What You Need to Know About Deer on the RoadwaysJanuary 2, 2014 | in Defensive Driving Tips
Accidents happen. Sometimes one car hits another one. Other times a car will hit a tree. And, still, there are times when a car will hit a deer. While some of these accidents are completely preventable (like the ones from texting or drinking and driving), some of them are not. For instance, hitting a deer. It is no secret that deer can just jump out in front of you without a moment’s notice. In fact, AOL Autos reports that there are 150 fatalities and over 1.1 billion dollars of property damage caused by deer each year in the US. So what are you to do?
Take Preventative Action
While you may not be able to stop a deer from dashing into the road, you can educate yourself on where and when deer are the most prevalent to that you can drive extra defensively during these times. Here’s some things you need know:
October through December (now!) is the most active timeframe for deer. It is mating and migration season, so the deer aren’t exactly focused on looking for cars.

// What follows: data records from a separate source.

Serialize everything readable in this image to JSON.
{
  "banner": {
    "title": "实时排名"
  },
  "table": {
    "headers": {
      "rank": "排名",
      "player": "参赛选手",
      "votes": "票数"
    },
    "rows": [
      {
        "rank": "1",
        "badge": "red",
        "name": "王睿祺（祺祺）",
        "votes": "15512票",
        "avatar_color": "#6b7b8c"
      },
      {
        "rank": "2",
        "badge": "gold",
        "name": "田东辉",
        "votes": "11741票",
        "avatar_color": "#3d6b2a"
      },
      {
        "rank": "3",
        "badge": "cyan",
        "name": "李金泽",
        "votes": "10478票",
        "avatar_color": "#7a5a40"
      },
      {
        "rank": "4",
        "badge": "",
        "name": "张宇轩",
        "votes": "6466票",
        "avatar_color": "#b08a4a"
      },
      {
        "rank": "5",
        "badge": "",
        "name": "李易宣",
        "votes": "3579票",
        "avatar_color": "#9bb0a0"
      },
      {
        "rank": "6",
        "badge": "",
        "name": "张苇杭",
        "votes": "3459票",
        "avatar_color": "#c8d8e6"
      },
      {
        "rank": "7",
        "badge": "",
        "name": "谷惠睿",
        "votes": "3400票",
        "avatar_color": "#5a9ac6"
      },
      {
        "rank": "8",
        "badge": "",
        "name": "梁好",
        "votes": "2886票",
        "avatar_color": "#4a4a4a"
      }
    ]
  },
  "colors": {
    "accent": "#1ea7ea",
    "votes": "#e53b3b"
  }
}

Even though most deer can be found in rural areas, that doesn’t mean you won’t find them around town. Always be aware, and keep an eye out for road signs alerting you of high deer concentrations.
The two hours before and two hours after dawn are the liveliest hours for deer, so use extra caution when driving during these times.
If you live in Michigan, Pennsylvania, Illinois, Indiana, Ohio, Georgia, South Carolina, Virginia, Minnesota, or Texas, you are in one of the top 10 danger states for deer.
Deer travel in packs, so if you see one, there is probably another one close by.
What do I do if I see a deer?
Hopefully you are always driving defensively so you can be prepared if a deer should appear in front of you. Here’s what you need to do if you see a deer in your headlights.
Honk the horn. One really long, continuous honk. This will hopefully scare the deer away.
Brake firmly the second you see the deer. Of course, the goal is to stop before you hit it.
Don’t swerve. This is very important. If it comes down to having to swerve or hitting the deer, hit the deer. Swerving can cause you to have a head-on collision with oncoming traffic or lose control of your car. Both of these will cause more harm to you and your car than hitting the deer.
Call the cops. If you do hit a deer, you must report it. If you desire to keep the creature, you can ask the officer for a special permit to take it home.